Storage, storage, storage-we all need more, and, thanks to larger file sizes from our mucho-megapixel cameras, we all need it right now. Micro Solutions has an answer: Its new backpack DVD+RW drive (street: $350) lets you archive all those digital files piling up in your computer. The backpack features Hi-Speed USB 2.0 connectivity, and is very portable-it weighs in at about three pounds and comes with its own carrying case, so you can take it along pretty much anywhere. The unit burns at speeds up to 4X with a DVD+R, 2.4X with a DVD+RW, 16X for CD-R, and 10X for CD-RW; it plays back all these formats as well. It’s only available for Windows PCs (Pentium III 500MHz processor, Hi-Speed USB 2.0, 128MB RAM, and up to 11GB hard drive space). If you don’t have a USB 2.0 connection yet, buy a backpack now and use it to burn CDs for the time being. Call 800-890-7227 or visit www.micro-solutions.com.
Versatile Video Editing
iMovie is not enough. Final Cut Pro 3.0 is too much. What is a Mac owner to do when it comes to editing video clips? Maybe take a ride on Apple’s new Final Cut Express (street: $299), which is to video editing what Photoshop Elements is to image manipulation: a versatile, full-featured program that’s not quite pro-level-but is a lot less pricey. Final Cut Express provides: simple import of video from any FireWire-enabled miniDV camcorder; over 200 transitions, filters, and effects; and 2-D and 3-D titles. Express also uses nonlinear editing techniques such as slips, slides, and splits to make edits without changing your original footage. You even get audio filters, a three-band equalizer, and the ability to mix up to 99 tracks, plus voice-over. Once you’ve played, tweaked, and rendered, you can use the print-to-video function to record back to tape, or employ

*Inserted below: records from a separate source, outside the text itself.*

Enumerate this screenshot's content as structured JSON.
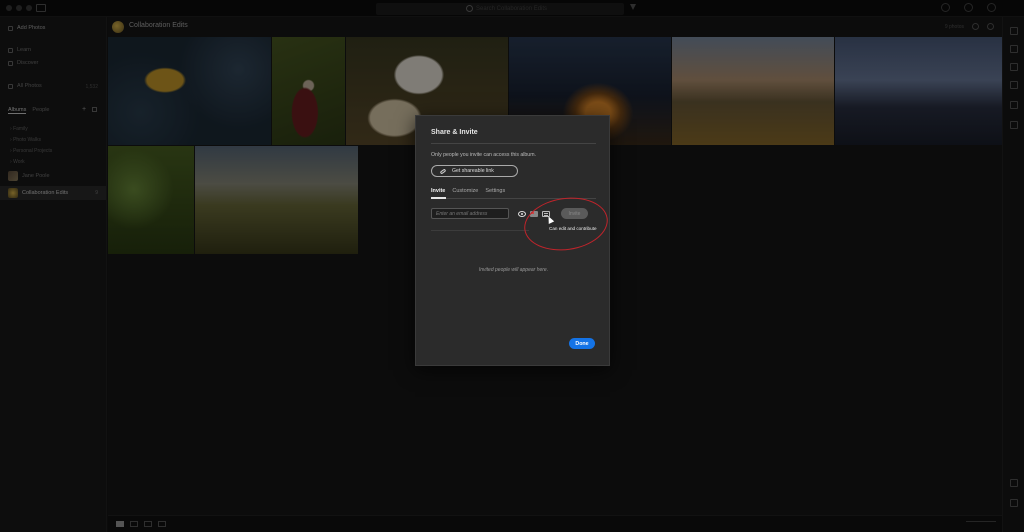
{
  "titlebar": {
    "search_placeholder": "Search Collaboration Edits"
  },
  "sidebar": {
    "add_photos": "Add Photos",
    "learn": "Learn",
    "discover": "Discover",
    "all_photos": "All Photos",
    "all_photos_count": "1,532",
    "tabs": {
      "albums": "Albums",
      "people": "People"
    },
    "folders": [
      "Family",
      "Photo Walks",
      "Personal Projects",
      "Work"
    ],
    "albums": [
      {
        "label": "Jane Poole",
        "count": ""
      },
      {
        "label": "Collaboration Edits",
        "count": "9"
      }
    ]
  },
  "header": {
    "album_title": "Collaboration Edits",
    "count_label": "9 photos"
  },
  "dialog": {
    "title": "Share & Invite",
    "description": "Only people you invite can access this album.",
    "shareable_link": "Get shareable link",
    "tabs": [
      "Invite",
      "Customize",
      "Settings"
    ],
    "email_placeholder": "Enter an email address",
    "invite_button": "Invite",
    "tooltip": "Can edit and contribute",
    "empty_message": "Invited people will appear here.",
    "done_button": "Done"
  },
  "colors": {
    "accent_blue": "#1473e6",
    "annotation_red": "#c0242b"
  }
}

Apple’s iDVD to create DVDs. To see pricing and a full list of features, or to purchase, log onto www.apple.com.
Pro Color Profiling for Non-Pros

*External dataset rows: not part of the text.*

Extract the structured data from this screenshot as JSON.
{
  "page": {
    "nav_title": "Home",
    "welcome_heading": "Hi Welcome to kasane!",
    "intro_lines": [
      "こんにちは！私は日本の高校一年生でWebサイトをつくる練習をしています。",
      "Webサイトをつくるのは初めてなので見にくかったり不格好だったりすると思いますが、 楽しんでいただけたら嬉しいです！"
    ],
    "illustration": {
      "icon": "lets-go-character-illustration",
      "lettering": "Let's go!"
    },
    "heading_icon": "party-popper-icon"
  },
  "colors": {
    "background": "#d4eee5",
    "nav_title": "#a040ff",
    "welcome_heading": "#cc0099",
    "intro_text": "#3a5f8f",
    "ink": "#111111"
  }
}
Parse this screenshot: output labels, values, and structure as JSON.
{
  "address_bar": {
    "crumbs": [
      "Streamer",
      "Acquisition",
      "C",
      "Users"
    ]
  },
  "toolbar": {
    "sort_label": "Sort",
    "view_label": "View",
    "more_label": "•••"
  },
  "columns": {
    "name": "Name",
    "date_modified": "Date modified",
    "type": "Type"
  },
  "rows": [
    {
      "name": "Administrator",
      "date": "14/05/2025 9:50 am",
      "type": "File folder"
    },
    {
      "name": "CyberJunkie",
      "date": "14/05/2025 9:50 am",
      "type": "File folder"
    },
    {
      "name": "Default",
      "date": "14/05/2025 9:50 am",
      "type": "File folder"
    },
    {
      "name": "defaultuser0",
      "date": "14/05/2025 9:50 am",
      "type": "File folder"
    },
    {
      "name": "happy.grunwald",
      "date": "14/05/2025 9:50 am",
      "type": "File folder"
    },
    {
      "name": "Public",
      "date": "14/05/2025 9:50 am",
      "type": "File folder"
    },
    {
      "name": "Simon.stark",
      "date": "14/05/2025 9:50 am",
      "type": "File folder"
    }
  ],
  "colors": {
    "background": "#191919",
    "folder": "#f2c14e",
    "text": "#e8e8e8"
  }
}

Want to coax truer color out of your digital camera? That’s easy if you use a high-end color-profiling system and software like GretagMacbeth’s Profile Maker 4.0 (around $1,000). Too rich for your blood? QPcolorkit (street: $200) from Argraph offers a remarkable level of control for the home enthusiast. All you do is place a QPcard 201 in your picture (the kit includes five), shoot it, and download the image into the QPcolorsoft 501 software. Compare the original file to the one your camera captured, and save a profile. Now, whenever you take a picture under the same lighting conditions, just apply that profile. Your images should show better, more accurate color. You might consider profiling daylight, flash, indoor tungsten, and indoor fluorescent lighting-for starters. For more info, or to purchase, log onto www.qpcard.com.
An Alluring Elura

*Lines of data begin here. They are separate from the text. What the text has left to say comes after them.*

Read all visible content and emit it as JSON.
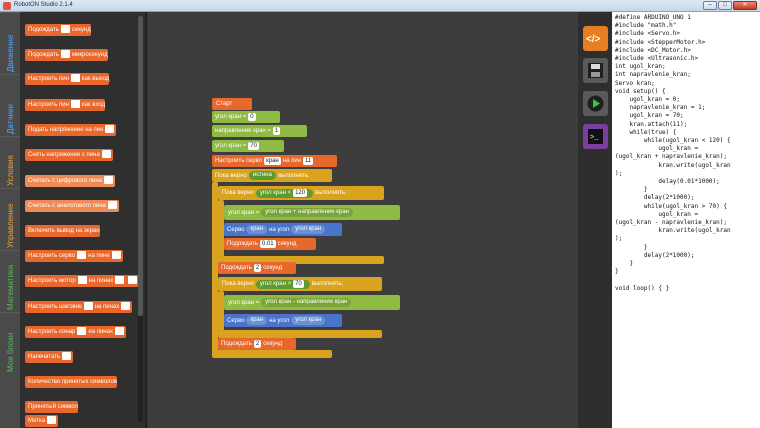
{
  "window": {
    "title": "RobotON Studio 2.1.4",
    "min": "–",
    "max": "□",
    "close": "✕"
  },
  "categories": [
    {
      "label": "Движение",
      "color": "#4da6ff"
    },
    {
      "label": "Датчики",
      "color": "#4da6ff"
    },
    {
      "label": "Условия",
      "color": "#e8a33a"
    },
    {
      "label": "Управление",
      "color": "#e8a33a"
    },
    {
      "label": "Математика",
      "color": "#59b55b"
    },
    {
      "label": "Мои блоки",
      "color": "#59b55b"
    }
  ],
  "palette": [
    {
      "text": "Подождать",
      "suffix": "секунд",
      "slot": true
    },
    {
      "text": "Подождать",
      "suffix": "микросекунд",
      "slot": true
    },
    {
      "text": "Настроить пин",
      "suffix": "как выход",
      "slot": true
    },
    {
      "text": "Настроить пин",
      "suffix": "как вход",
      "slot": true
    },
    {
      "text": "Подать напряжение на пин",
      "suffix": "",
      "slot": true
    },
    {
      "text": "Снять напряжение с пина",
      "suffix": "",
      "slot": true
    },
    {
      "text": "Считать с цифрового пина",
      "suffix": "",
      "slot": true
    },
    {
      "text": "Считать с аналогового пина",
      "suffix": "",
      "slot": true
    },
    {
      "text": "Включить вывод на экран",
      "suffix": "",
      "slot": false
    },
    {
      "text": "Настроить серво",
      "suffix": "на пине",
      "slot": true
    },
    {
      "text": "Настроить мотор",
      "suffix": "на пинах",
      "slot": true
    },
    {
      "text": "Настроить шаговик",
      "suffix": "на пинах",
      "slot": true
    },
    {
      "text": "Настроить сонар",
      "suffix": "на пинах",
      "slot": true
    },
    {
      "text": "Напечатать",
      "suffix": "",
      "slot": true
    },
    {
      "text": "Количество принятых символов",
      "suffix": "",
      "slot": false
    },
    {
      "text": "Принятый символ",
      "suffix": "",
      "slot": false
    },
    {
      "text": "Метка",
      "suffix": "",
      "slot": true
    }
  ],
  "workspace": {
    "start": "Старт",
    "var1": {
      "name": "угол кран",
      "eq": "=",
      "val": "0"
    },
    "var2": {
      "name": "направление кран",
      "eq": "=",
      "val": "1"
    },
    "var3": {
      "name": "угол кран",
      "eq": "=",
      "val": "70"
    },
    "servo_setup": {
      "text": "Настроить серво",
      "name": "кран",
      "pin_label": "на пин",
      "pin": "11"
    },
    "loop": {
      "text": "Пока верно",
      "cond": "истина",
      "suffix": "выполнять:"
    },
    "loop1": {
      "text": "Пока верно",
      "var": "угол кран",
      "op": "<",
      "val": "120",
      "suffix": "выполнять:"
    },
    "assign1": {
      "name": "угол кран",
      "eq": "=",
      "var": "угол кран",
      "op": "+",
      "var2": "направление кран"
    },
    "servo1": {
      "text": "Серво",
      "name": "кран",
      "mid": "на угол",
      "var": "угол кран"
    },
    "wait1": {
      "text": "Подождать",
      "val": "0.01",
      "suffix": "секунд"
    },
    "wait2": {
      "text": "Подождать",
      "val": "2",
      "suffix": "секунд"
    },
    "loop2": {
      "text": "Пока верно",
      "var": "угол кран",
      "op": ">",
      "val": "70",
      "suffix": "выполнять:"
    },
    "assign2": {
      "name": "угол кран",
      "eq": "=",
      "var": "угол кран",
      "op": "-",
      "var2": "направление кран"
    },
    "servo2": {
      "text": "Серво",
      "name": "кран",
      "mid": "на угол",
      "var": "угол кран"
    },
    "wait3": {
      "text": "Подождать",
      "val": "2",
      "suffix": "секунд"
    }
  },
  "toolbar": [
    {
      "name": "code-view",
      "glyph": "</>"
    },
    {
      "name": "save",
      "glyph": "💾"
    },
    {
      "name": "run",
      "glyph": "▶"
    },
    {
      "name": "terminal",
      "glyph": ">_"
    }
  ],
  "code": "#define ARDUINO_UNO 1\n#include \"math.h\"\n#include <Servo.h>\n#include <StepperMotor.h>\n#include <DC_Motor.h>\n#include <Ultrasonic.h>\nint ugol_kran;\nint napravlenie_kran;\nServo kran;\nvoid setup() {\n    ugol_kran = 0;\n    napravlenie_kran = 1;\n    ugol_kran = 70;\n    kran.attach(11);\n    while(true) {\n        while(ugol_kran < 120) {\n            ugol_kran =\n(ugol_kran + napravlenie_kran);\n            kran.write(ugol_kran\n);\n            delay(0.01*1000);\n        }\n        delay(2*1000);\n        while(ugol_kran > 70) {\n            ugol_kran =\n(ugol_kran - napravlenie_kran);\n            kran.write(ugol_kran\n);\n        }\n        delay(2*1000);\n    }\n}\n\nvoid loop() { }"
}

You’ve determined that your next digital video camcorder will go anywhere, but also do everything, and well. Here’s one for your short shopping list: Canon’s Elura 50 (street: $900) is small enough to fit in a coat pocket (albeit with a bit of a bulge), but packed with features for both video and still shooting. The Elura 50 has 10X optical zoom, up to XGA (1024×768 pixels) still-image capture, Motion-JPEG, and direct-connect printing to Canon printers. Canon claims greater color accuracy in either capture mode using the new DIGIC DV chip, which has two different color processing techniques specifically tailored for video or still imaging. The Elura 50 accepts both Secure Digital and MultiMedia cards to store stills and Motion-JPEGs. For those shaky moments, it also has image stabilization. The fully rotating, 2-inch color LCD monitor helps with high- and low-angle shots, and self-portraits. There’s also a full range of exposure controls and shooting modes. Color Night Mode allows the user to shoot in near-total darkness and still get a full color image. For a complete list of features visit www.canondv.com.